Entries from a dataset of interfaces>

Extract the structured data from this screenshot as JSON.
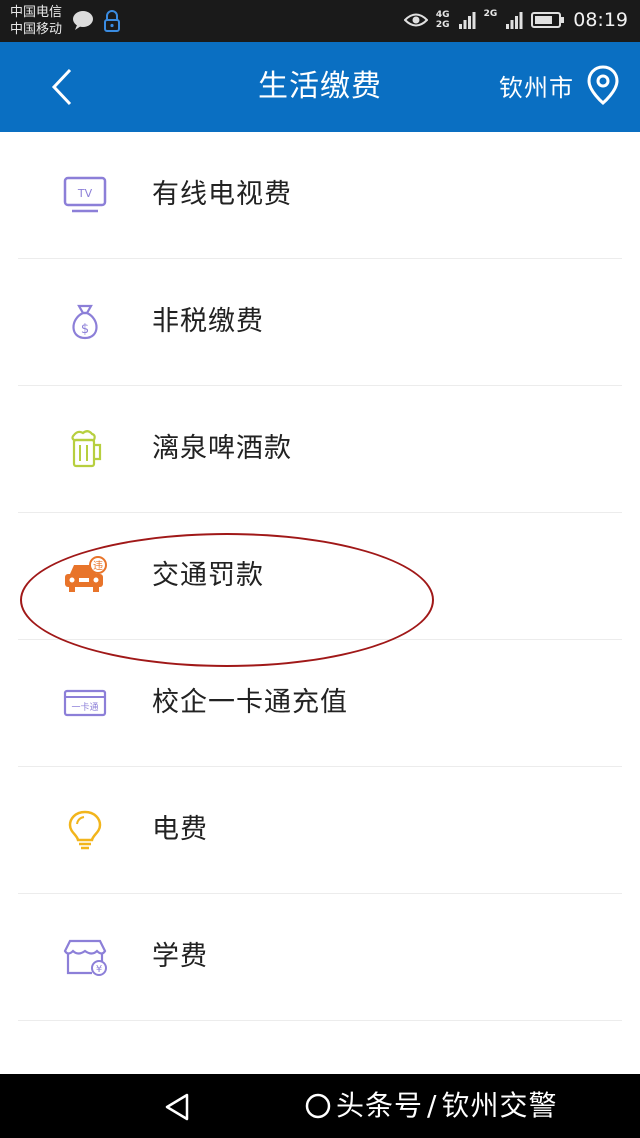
{
  "status_bar": {
    "carrier_1": "中国电信",
    "carrier_2": "中国移动",
    "net_1": "4G",
    "net_2": "2G",
    "net_3": "2G",
    "time": "08:19"
  },
  "nav": {
    "title": "生活缴费",
    "city": "钦州市"
  },
  "items": [
    {
      "label": "有线电视费",
      "icon": "tv-icon",
      "icon_text": "TV",
      "color": "#8c7fd8"
    },
    {
      "label": "非税缴费",
      "icon": "money-bag-icon",
      "icon_text": "$",
      "color": "#8c7fd8"
    },
    {
      "label": "漓泉啤酒款",
      "icon": "beer-icon",
      "color": "#b7cf3f"
    },
    {
      "label": "交通罚款",
      "icon": "car-fine-icon",
      "icon_text": "违",
      "color": "#e8742a"
    },
    {
      "label": "校企一卡通充值",
      "icon": "card-icon",
      "icon_text": "一卡通",
      "color": "#8c7fd8"
    },
    {
      "label": "电费",
      "icon": "lightbulb-icon",
      "color": "#f2b51c"
    },
    {
      "label": "学费",
      "icon": "school-store-icon",
      "icon_text": "¥",
      "color": "#8c7fd8"
    }
  ],
  "watermark": {
    "text": "头条号",
    "separator": "/",
    "account": "钦州交警"
  },
  "colors": {
    "nav_bg": "#0a6fc2",
    "status_bg": "#1a1a1a",
    "highlight": "#a01818"
  }
}
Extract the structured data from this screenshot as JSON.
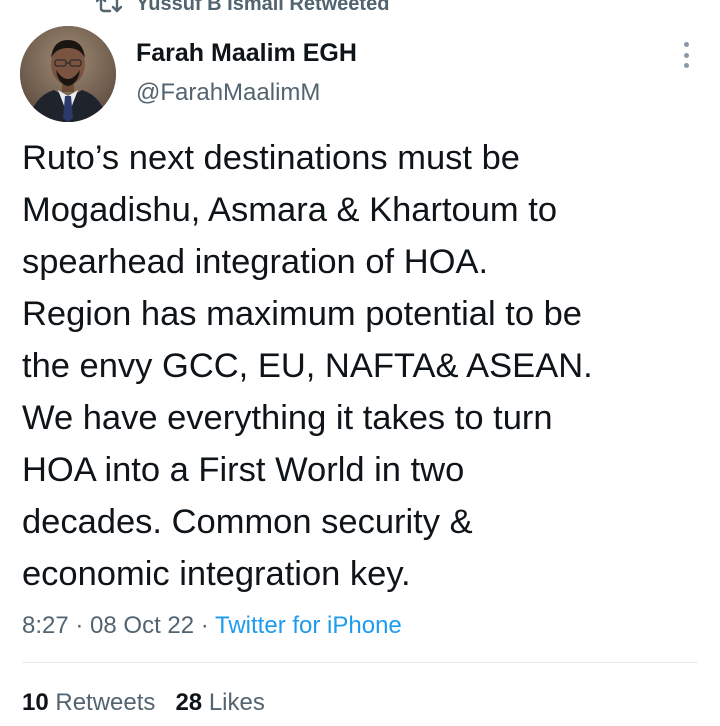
{
  "social_context": {
    "text": "Yussuf B Ismail Retweeted",
    "icon": "retweet-icon"
  },
  "author": {
    "display_name": "Farah Maalim EGH",
    "handle": "@FarahMaalimM"
  },
  "tweet": {
    "lines": [
      "Ruto’s next destinations must be",
      "Mogadishu, Asmara & Khartoum to",
      "spearhead integration of HOA.",
      "Region has maximum potential to be",
      "the envy GCC, EU, NAFTA& ASEAN.",
      "We have everything it takes to turn",
      "HOA into a First World in two",
      "decades. Common security &",
      "economic integration key."
    ],
    "time": "8:27",
    "separator": " · ",
    "date": "08 Oct 22",
    "source": "Twitter for iPhone"
  },
  "stats": {
    "retweets_count": "10",
    "retweets_label": "Retweets",
    "likes_count": "28",
    "likes_label": "Likes"
  },
  "colors": {
    "text": "#0f1419",
    "secondary": "#536471",
    "link": "#1d9bf0"
  }
}
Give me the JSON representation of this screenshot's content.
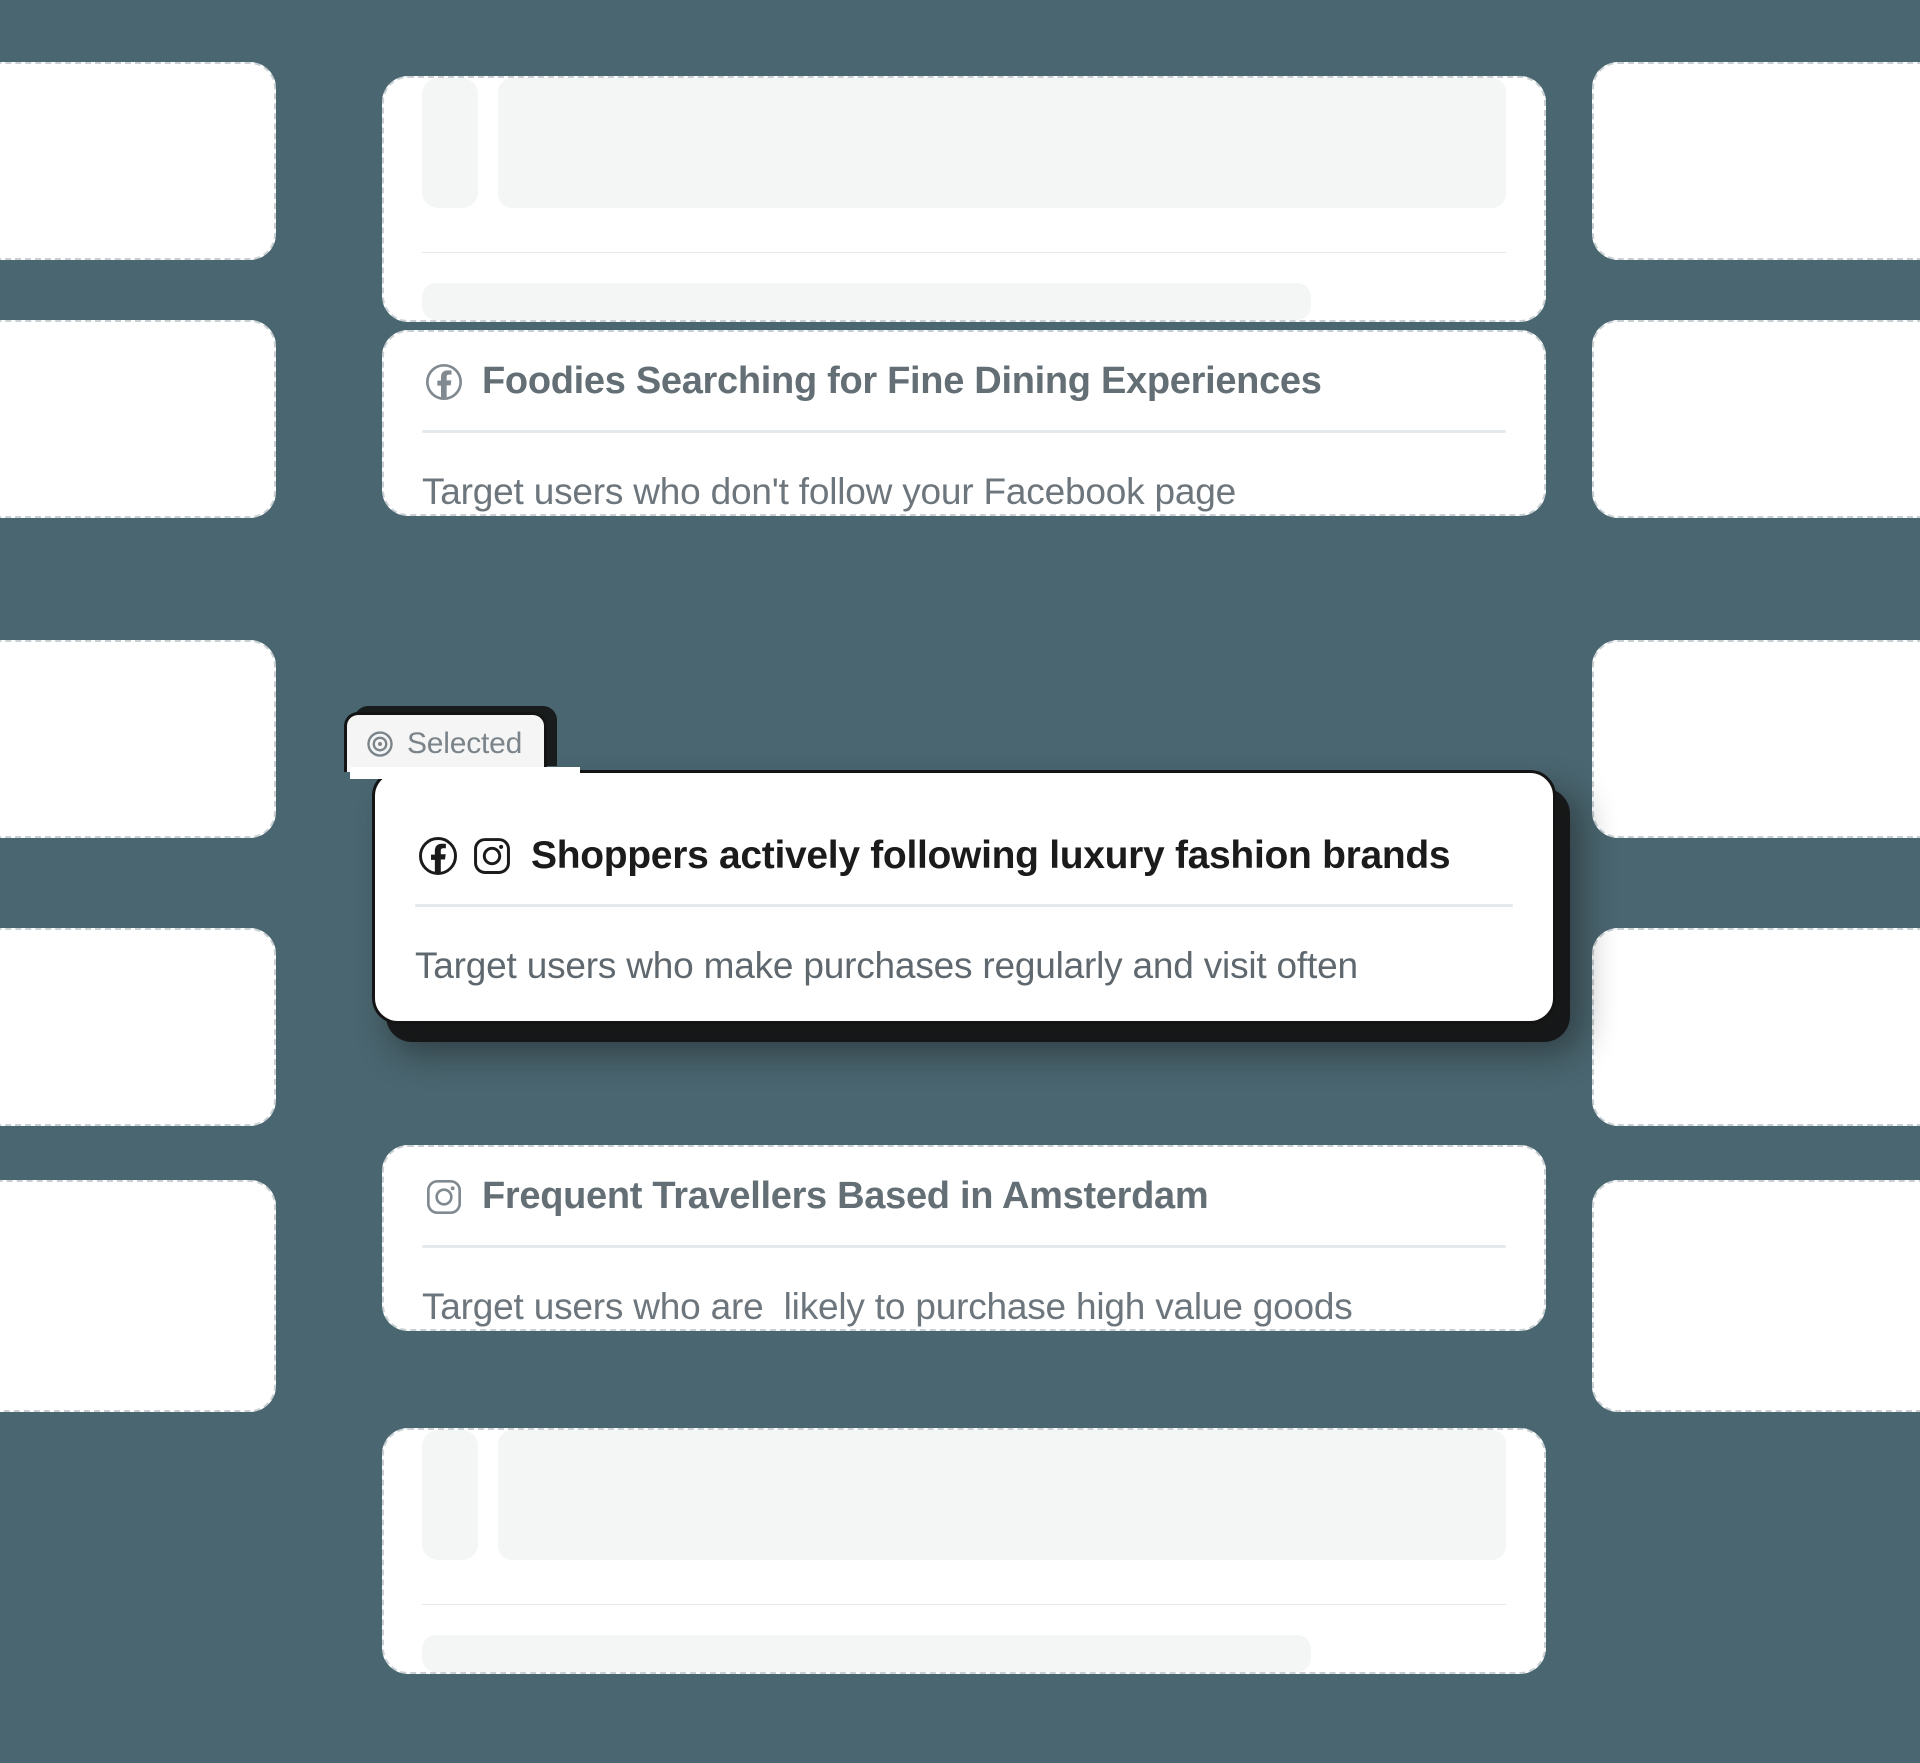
{
  "theme": {
    "background": "#4a6670",
    "card_bg": "#ffffff",
    "card_border": "#c9d0d4",
    "divider": "#e6e9ec",
    "skeleton_fill": "#f4f6f6",
    "title_gray": "#636f75",
    "desc_gray": "#6d767c",
    "selected_border": "#141414",
    "badge_bg": "#f5f5f5",
    "badge_text": "#7b848a"
  },
  "badge": {
    "label": "Selected",
    "icon": "target-icon"
  },
  "cards": [
    {
      "id": "skeleton-top",
      "type": "skeleton",
      "platforms": []
    },
    {
      "id": "foodies",
      "type": "content",
      "platforms": [
        "facebook-icon"
      ],
      "title": "Foodies Searching for Fine Dining Experiences",
      "description": "Target users who don't follow your Facebook page"
    },
    {
      "id": "luxury-shoppers",
      "type": "content",
      "state": "selected",
      "platforms": [
        "facebook-icon",
        "instagram-icon"
      ],
      "title": "Shoppers actively following luxury fashion brands",
      "description": "Target users who make purchases regularly and visit often"
    },
    {
      "id": "amsterdam-travellers",
      "type": "content",
      "platforms": [
        "instagram-icon"
      ],
      "title": "Frequent Travellers Based in Amsterdam",
      "description": "Target users who are  likely to purchase high value goods"
    },
    {
      "id": "skeleton-bottom",
      "type": "skeleton",
      "platforms": []
    }
  ],
  "side_cards": {
    "left_count": 5,
    "right_count": 5,
    "placeholder": ""
  }
}
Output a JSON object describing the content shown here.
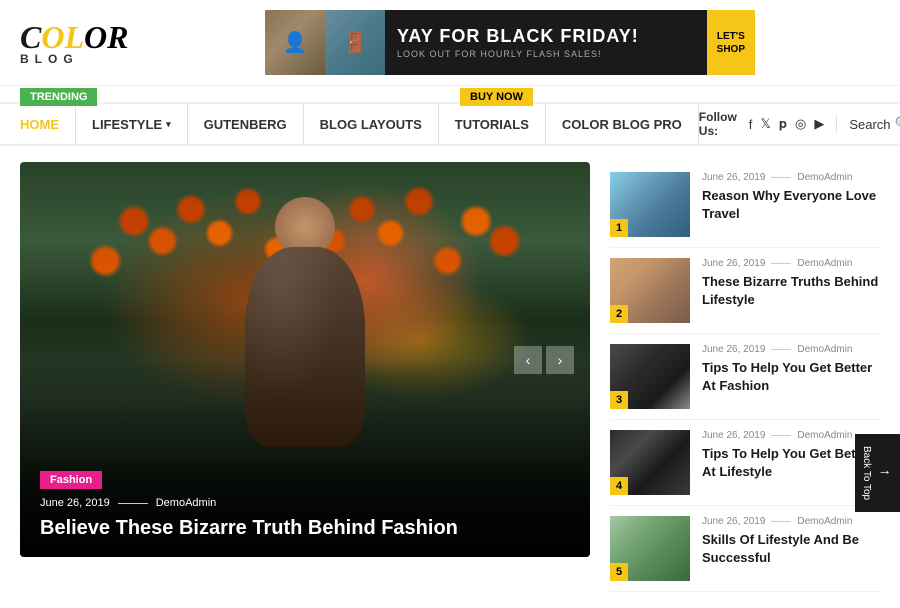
{
  "header": {
    "logo_color": "COLOR",
    "logo_blog": "BLOG",
    "ad": {
      "title": "YAY FOR BLACK FRIDAY!",
      "subtitle": "LOOK OUT FOR HOURLY FLASH SALES!",
      "button": "LET'S\nSHOP"
    }
  },
  "trending_bar": {
    "trending_label": "TRENDING",
    "buy_now_label": "BUY NOW"
  },
  "nav": {
    "items": [
      {
        "label": "HOME",
        "active": true,
        "has_dropdown": false
      },
      {
        "label": "LIFESTYLE",
        "active": false,
        "has_dropdown": true
      },
      {
        "label": "GUTENBERG",
        "active": false,
        "has_dropdown": false
      },
      {
        "label": "BLOG LAYOUTS",
        "active": false,
        "has_dropdown": false
      },
      {
        "label": "TUTORIALS",
        "active": false,
        "has_dropdown": false
      },
      {
        "label": "COLOR BLOG PRO",
        "active": false,
        "has_dropdown": false
      }
    ],
    "follow_us": "Follow Us:",
    "search_label": "Search"
  },
  "featured_post": {
    "category": "Fashion",
    "date": "June 26, 2019",
    "author": "DemoAdmin",
    "title": "Believe These Bizarre Truth Behind Fashion"
  },
  "sidebar_posts": [
    {
      "num": "1",
      "date": "June 26, 2019",
      "author": "DemoAdmin",
      "title": "Reason Why Everyone Love Travel",
      "thumb_class": "thumb-1"
    },
    {
      "num": "2",
      "date": "June 26, 2019",
      "author": "DemoAdmin",
      "title": "These Bizarre Truths Behind Lifestyle",
      "thumb_class": "thumb-2"
    },
    {
      "num": "3",
      "date": "June 26, 2019",
      "author": "DemoAdmin",
      "title": "Tips To Help You Get Better At Fashion",
      "thumb_class": "thumb-3"
    },
    {
      "num": "4",
      "date": "June 26, 2019",
      "author": "DemoAdmin",
      "title": "Tips To Help You Get Better At Lifestyle",
      "thumb_class": "thumb-4"
    },
    {
      "num": "5",
      "date": "June 26, 2019",
      "author": "DemoAdmin",
      "title": "Skills Of Lifestyle And Be Successful",
      "thumb_class": "thumb-5"
    }
  ],
  "back_to_top": "Back To Top",
  "social_icons": [
    "f",
    "t",
    "p",
    "◉",
    "▶"
  ]
}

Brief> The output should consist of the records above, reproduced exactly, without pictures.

Answer space>
Extract the structured data from this screenshot as JSON.
{
  "status_bar": {
    "carrier_1": "中国电信",
    "carrier_2": "中国移动",
    "net_1": "4G",
    "net_2": "2G",
    "net_3": "2G",
    "time": "08:19"
  },
  "nav": {
    "title": "生活缴费",
    "city": "钦州市"
  },
  "items": [
    {
      "label": "有线电视费",
      "icon": "tv-icon",
      "icon_text": "TV",
      "color": "#8c7fd8"
    },
    {
      "label": "非税缴费",
      "icon": "money-bag-icon",
      "icon_text": "$",
      "color": "#8c7fd8"
    },
    {
      "label": "漓泉啤酒款",
      "icon": "beer-icon",
      "color": "#b7cf3f"
    },
    {
      "label": "交通罚款",
      "icon": "car-fine-icon",
      "icon_text": "违",
      "color": "#e8742a"
    },
    {
      "label": "校企一卡通充值",
      "icon": "card-icon",
      "icon_text": "一卡通",
      "color": "#8c7fd8"
    },
    {
      "label": "电费",
      "icon": "lightbulb-icon",
      "color": "#f2b51c"
    },
    {
      "label": "学费",
      "icon": "school-store-icon",
      "icon_text": "¥",
      "color": "#8c7fd8"
    }
  ],
  "watermark": {
    "text": "头条号",
    "separator": "/",
    "account": "钦州交警"
  },
  "colors": {
    "nav_bg": "#0a6fc2",
    "status_bg": "#1a1a1a",
    "highlight": "#a01818"
  }
}
Extract the structured data from this screenshot as JSON.
{
  "social_context": {
    "text": "Yussuf B Ismail Retweeted",
    "icon": "retweet-icon"
  },
  "author": {
    "display_name": "Farah Maalim EGH",
    "handle": "@FarahMaalimM"
  },
  "tweet": {
    "lines": [
      "Ruto’s next destinations must be",
      "Mogadishu, Asmara & Khartoum to",
      "spearhead integration of HOA.",
      "Region has maximum potential to be",
      "the envy GCC, EU, NAFTA& ASEAN.",
      "We have everything it takes to turn",
      "HOA into a First World in two",
      "decades. Common security &",
      "economic integration key."
    ],
    "time": "8:27",
    "separator": " · ",
    "date": "08 Oct 22",
    "source": "Twitter for iPhone"
  },
  "stats": {
    "retweets_count": "10",
    "retweets_label": "Retweets",
    "likes_count": "28",
    "likes_label": "Likes"
  },
  "colors": {
    "text": "#0f1419",
    "secondary": "#536471",
    "link": "#1d9bf0"
  }
}
Give me the JSON representation of this screenshot's content.
{
  "theme": {
    "background": "#4a6670",
    "card_bg": "#ffffff",
    "card_border": "#c9d0d4",
    "divider": "#e6e9ec",
    "skeleton_fill": "#f4f6f6",
    "title_gray": "#636f75",
    "desc_gray": "#6d767c",
    "selected_border": "#141414",
    "badge_bg": "#f5f5f5",
    "badge_text": "#7b848a"
  },
  "badge": {
    "label": "Selected",
    "icon": "target-icon"
  },
  "cards": [
    {
      "id": "skeleton-top",
      "type": "skeleton",
      "platforms": []
    },
    {
      "id": "foodies",
      "type": "content",
      "platforms": [
        "facebook-icon"
      ],
      "title": "Foodies Searching for Fine Dining Experiences",
      "description": "Target users who don't follow your Facebook page"
    },
    {
      "id": "luxury-shoppers",
      "type": "content",
      "state": "selected",
      "platforms": [
        "facebook-icon",
        "instagram-icon"
      ],
      "title": "Shoppers actively following luxury fashion brands",
      "description": "Target users who make purchases regularly and visit often"
    },
    {
      "id": "amsterdam-travellers",
      "type": "content",
      "platforms": [
        "instagram-icon"
      ],
      "title": "Frequent Travellers Based in Amsterdam",
      "description": "Target users who are  likely to purchase high value goods"
    },
    {
      "id": "skeleton-bottom",
      "type": "skeleton",
      "platforms": []
    }
  ],
  "side_cards": {
    "left_count": 5,
    "right_count": 5,
    "placeholder": ""
  }
}
Output a JSON object describing the content shown here.
{
  "header": {
    "logo_color": "COLOR",
    "logo_blog": "BLOG",
    "ad": {
      "title": "YAY FOR BLACK FRIDAY!",
      "subtitle": "LOOK OUT FOR HOURLY FLASH SALES!",
      "button": "LET'S\nSHOP"
    }
  },
  "trending_bar": {
    "trending_label": "TRENDING",
    "buy_now_label": "BUY NOW"
  },
  "nav": {
    "items": [
      {
        "label": "HOME",
        "active": true,
        "has_dropdown": false
      },
      {
        "label": "LIFESTYLE",
        "active": false,
        "has_dropdown": true
      },
      {
        "label": "GUTENBERG",
        "active": false,
        "has_dropdown": false
      },
      {
        "label": "BLOG LAYOUTS",
        "active": false,
        "has_dropdown": false
      },
      {
        "label": "TUTORIALS",
        "active": false,
        "has_dropdown": false
      },
      {
        "label": "COLOR BLOG PRO",
        "active": false,
        "has_dropdown": false
      }
    ],
    "follow_us": "Follow Us:",
    "search_label": "Search"
  },
  "featured_post": {
    "category": "Fashion",
    "date": "June 26, 2019",
    "author": "DemoAdmin",
    "title": "Believe These Bizarre Truth Behind Fashion"
  },
  "sidebar_posts": [
    {
      "num": "1",
      "date": "June 26, 2019",
      "author": "DemoAdmin",
      "title": "Reason Why Everyone Love Travel",
      "thumb_class": "thumb-1"
    },
    {
      "num": "2",
      "date": "June 26, 2019",
      "author": "DemoAdmin",
      "title": "These Bizarre Truths Behind Lifestyle",
      "thumb_class": "thumb-2"
    },
    {
      "num": "3",
      "date": "June 26, 2019",
      "author": "DemoAdmin",
      "title": "Tips To Help You Get Better At Fashion",
      "thumb_class": "thumb-3"
    },
    {
      "num": "4",
      "date": "June 26, 2019",
      "author": "DemoAdmin",
      "title": "Tips To Help You Get Better At Lifestyle",
      "thumb_class": "thumb-4"
    },
    {
      "num": "5",
      "date": "June 26, 2019",
      "author": "DemoAdmin",
      "title": "Skills Of Lifestyle And Be Successful",
      "thumb_class": "thumb-5"
    }
  ],
  "back_to_top": "Back To Top",
  "social_icons": [
    "f",
    "t",
    "p",
    "◉",
    "▶"
  ]
}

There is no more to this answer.